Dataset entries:
========================================================================

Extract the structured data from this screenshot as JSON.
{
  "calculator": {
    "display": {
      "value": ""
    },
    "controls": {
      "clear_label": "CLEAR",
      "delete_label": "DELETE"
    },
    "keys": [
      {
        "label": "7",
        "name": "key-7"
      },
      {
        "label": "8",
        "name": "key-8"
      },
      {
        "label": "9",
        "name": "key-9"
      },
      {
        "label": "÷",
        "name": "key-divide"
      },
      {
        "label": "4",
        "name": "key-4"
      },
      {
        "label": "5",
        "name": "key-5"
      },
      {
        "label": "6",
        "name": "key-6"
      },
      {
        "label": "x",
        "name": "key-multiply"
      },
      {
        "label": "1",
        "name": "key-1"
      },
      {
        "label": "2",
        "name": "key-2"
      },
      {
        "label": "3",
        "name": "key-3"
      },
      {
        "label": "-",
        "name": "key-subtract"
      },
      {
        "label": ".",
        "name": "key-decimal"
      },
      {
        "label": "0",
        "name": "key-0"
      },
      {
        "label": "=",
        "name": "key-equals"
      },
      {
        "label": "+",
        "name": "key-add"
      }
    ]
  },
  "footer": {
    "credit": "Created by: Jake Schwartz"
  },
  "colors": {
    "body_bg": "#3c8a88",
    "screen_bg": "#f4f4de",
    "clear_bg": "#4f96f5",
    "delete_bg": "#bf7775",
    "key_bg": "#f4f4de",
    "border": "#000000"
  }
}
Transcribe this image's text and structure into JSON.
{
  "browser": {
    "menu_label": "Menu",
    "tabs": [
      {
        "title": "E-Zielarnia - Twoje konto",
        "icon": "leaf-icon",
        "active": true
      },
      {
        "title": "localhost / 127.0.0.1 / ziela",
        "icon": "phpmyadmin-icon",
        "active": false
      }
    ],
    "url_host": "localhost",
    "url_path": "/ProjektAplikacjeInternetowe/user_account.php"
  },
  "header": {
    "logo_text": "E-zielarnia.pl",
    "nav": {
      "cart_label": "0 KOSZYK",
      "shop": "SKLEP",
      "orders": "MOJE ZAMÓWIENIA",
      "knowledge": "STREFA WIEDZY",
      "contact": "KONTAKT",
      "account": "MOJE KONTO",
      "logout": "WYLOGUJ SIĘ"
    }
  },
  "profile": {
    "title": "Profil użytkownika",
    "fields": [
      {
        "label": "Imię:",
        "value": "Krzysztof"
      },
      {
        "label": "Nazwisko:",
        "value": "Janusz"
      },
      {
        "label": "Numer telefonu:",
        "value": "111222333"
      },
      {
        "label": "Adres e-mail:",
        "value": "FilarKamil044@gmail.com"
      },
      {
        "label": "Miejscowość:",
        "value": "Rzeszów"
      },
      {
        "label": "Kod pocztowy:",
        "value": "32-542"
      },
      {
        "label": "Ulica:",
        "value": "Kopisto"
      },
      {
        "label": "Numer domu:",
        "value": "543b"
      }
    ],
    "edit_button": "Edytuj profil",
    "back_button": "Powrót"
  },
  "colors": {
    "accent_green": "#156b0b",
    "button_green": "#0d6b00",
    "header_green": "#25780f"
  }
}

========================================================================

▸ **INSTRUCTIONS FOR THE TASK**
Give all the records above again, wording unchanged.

▸ **SOLUTION BELOW**
Extract the structured data from this screenshot as JSON.
{
  "calculator": {
    "display": {
      "value": ""
    },
    "controls": {
      "clear_label": "CLEAR",
      "delete_label": "DELETE"
    },
    "keys": [
      {
        "label": "7",
        "name": "key-7"
      },
      {
        "label": "8",
        "name": "key-8"
      },
      {
        "label": "9",
        "name": "key-9"
      },
      {
        "label": "÷",
        "name": "key-divide"
      },
      {
        "label": "4",
        "name": "key-4"
      },
      {
        "label": "5",
        "name": "key-5"
      },
      {
        "label": "6",
        "name": "key-6"
      },
      {
        "label": "x",
        "name": "key-multiply"
      },
      {
        "label": "1",
        "name": "key-1"
      },
      {
        "label": "2",
        "name": "key-2"
      },
      {
        "label": "3",
        "name": "key-3"
      },
      {
        "label": "-",
        "name": "key-subtract"
      },
      {
        "label": ".",
        "name": "key-decimal"
      },
      {
        "label": "0",
        "name": "key-0"
      },
      {
        "label": "=",
        "name": "key-equals"
      },
      {
        "label": "+",
        "name": "key-add"
      }
    ]
  },
  "footer": {
    "credit": "Created by: Jake Schwartz"
  },
  "colors": {
    "body_bg": "#3c8a88",
    "screen_bg": "#f4f4de",
    "clear_bg": "#4f96f5",
    "delete_bg": "#bf7775",
    "key_bg": "#f4f4de",
    "border": "#000000"
  }
}
Transcribe this image's text and structure into JSON.
{
  "browser": {
    "menu_label": "Menu",
    "tabs": [
      {
        "title": "E-Zielarnia - Twoje konto",
        "icon": "leaf-icon",
        "active": true
      },
      {
        "title": "localhost / 127.0.0.1 / ziela",
        "icon": "phpmyadmin-icon",
        "active": false
      }
    ],
    "url_host": "localhost",
    "url_path": "/ProjektAplikacjeInternetowe/user_account.php"
  },
  "header": {
    "logo_text": "E-zielarnia.pl",
    "nav": {
      "cart_label": "0 KOSZYK",
      "shop": "SKLEP",
      "orders": "MOJE ZAMÓWIENIA",
      "knowledge": "STREFA WIEDZY",
      "contact": "KONTAKT",
      "account": "MOJE KONTO",
      "logout": "WYLOGUJ SIĘ"
    }
  },
  "profile": {
    "title": "Profil użytkownika",
    "fields": [
      {
        "label": "Imię:",
        "value": "Krzysztof"
      },
      {
        "label": "Nazwisko:",
        "value": "Janusz"
      },
      {
        "label": "Numer telefonu:",
        "value": "111222333"
      },
      {
        "label": "Adres e-mail:",
        "value": "FilarKamil044@gmail.com"
      },
      {
        "label": "Miejscowość:",
        "value": "Rzeszów"
      },
      {
        "label": "Kod pocztowy:",
        "value": "32-542"
      },
      {
        "label": "Ulica:",
        "value": "Kopisto"
      },
      {
        "label": "Numer domu:",
        "value": "543b"
      }
    ],
    "edit_button": "Edytuj profil",
    "back_button": "Powrót"
  },
  "colors": {
    "accent_green": "#156b0b",
    "button_green": "#0d6b00",
    "header_green": "#25780f"
  }
}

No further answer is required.